The novel, and Mackendrick's film, relocates the story to the fictional island of Todday, and is not only a celebration of the islanders' single-mindedness, but a homage to the restorative powers of Scotch, which magically restores a community in deep depression for want of a 'wee dram'. Producer Monja Danischewsky called the film "the longest unsponsored advertisement ever to reach cinema screens the world over."
Despite a difficult production beset by often appalling weather, and a slow start at the English box-office, it became a worldwide hit and Ealing's most profitable film. It is also one of its most fondly remembered, particularly in Scotland. Its success owes much to its remarkable feeling of authenticity: with the exception of Basil Radford and Joan Greenwood most of the cast were Scots, with the extras coming from among the islanders of Barra where much of it was filmed. The constant attentions of the islanders helped the cast to perfect their accents.

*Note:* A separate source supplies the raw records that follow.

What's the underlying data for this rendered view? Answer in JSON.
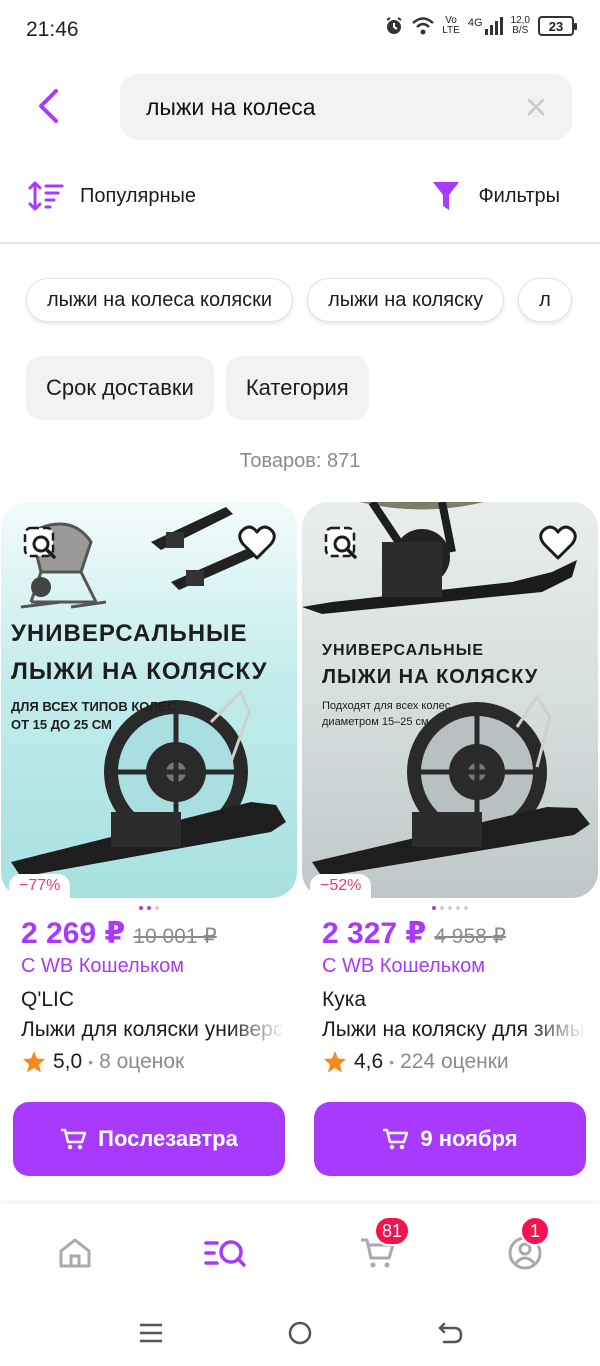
{
  "status_bar": {
    "time": "21:46",
    "network": "4G",
    "volte_top": "Vo",
    "volte_bottom": "LTE",
    "speed_top": "12,0",
    "speed_bottom": "B/S",
    "battery": "23"
  },
  "search": {
    "query": "лыжи на колеса"
  },
  "toolbar": {
    "sort_label": "Популярные",
    "filter_label": "Фильтры"
  },
  "suggestions": [
    {
      "label": "лыжи на колеса коляски"
    },
    {
      "label": "лыжи на коляску"
    },
    {
      "label": "л"
    }
  ],
  "filter_pills": [
    {
      "label": "Срок доставки"
    },
    {
      "label": "Категория"
    }
  ],
  "results": {
    "count_text": "Товаров: 871"
  },
  "products": [
    {
      "image_title_1": "УНИВЕРСАЛЬНЫЕ",
      "image_title_2": "ЛЫЖИ НА КОЛЯСКУ",
      "image_sub_1": "ДЛЯ ВСЕХ ТИПОВ КОЛЕС",
      "image_sub_2": "ОТ 15 ДО 25 СМ",
      "discount": "−77%",
      "price": "2 269 ₽",
      "old_price": "10 001 ₽",
      "wallet": "С WB Кошельком",
      "brand": "Q'LIC",
      "name": "Лыжи для коляски универсальные",
      "rating": "5,0",
      "reviews": "8 оценок",
      "delivery": "Послезавтра"
    },
    {
      "image_title_1": "УНИВЕРСАЛЬНЫЕ",
      "image_title_2": "ЛЫЖИ НА КОЛЯСКУ",
      "image_sub_1": "Подходят для всех колес",
      "image_sub_2": "диаметром 15–25 см",
      "discount": "−52%",
      "price": "2 327 ₽",
      "old_price": "4 958 ₽",
      "wallet": "С WB Кошельком",
      "brand": "Кука",
      "name": "Лыжи на коляску для зимы",
      "rating": "4,6",
      "reviews": "224 оценки",
      "delivery": "9 ноября"
    }
  ],
  "bottom_nav": {
    "cart_badge": "81",
    "profile_badge": "1"
  },
  "colors": {
    "accent": "#a73afd",
    "discount": "#ea3d65",
    "badge": "#f3134e",
    "star": "#f58b1f"
  }
}
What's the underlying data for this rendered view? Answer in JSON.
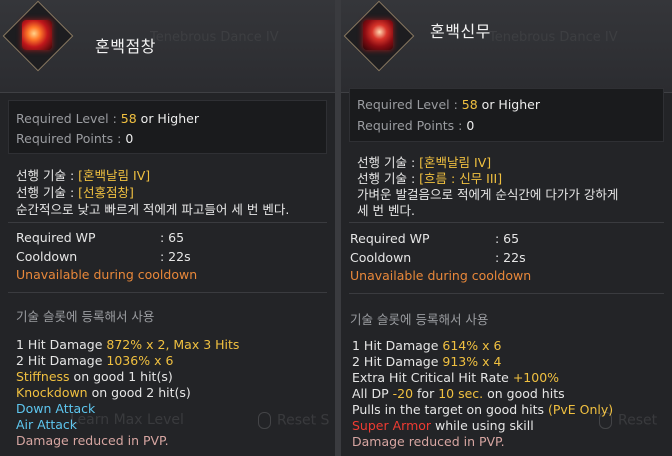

Unlike the gentle comedy of Passport to Pimlico, Whisky Galore!'s humour has an often cruel bite, most of it at the expense of the pompous English Home Guard commander, Waggett (Radford), whose efforts to frustrate the islanders' pursuit of whisky result only in his own undoing.
Waggett's qualities - innocent, decent, not too clever - would have chimed perfectly among the Burgundians of Passport to Pimlico (in which Radford also appeared). But it's exactly these qualities which mark him out as the victim of the wily Todday islanders. The hapless Waggett is comprehensively defeated, and his final humiliation absolute - even his wife bursts into laughter at his fate.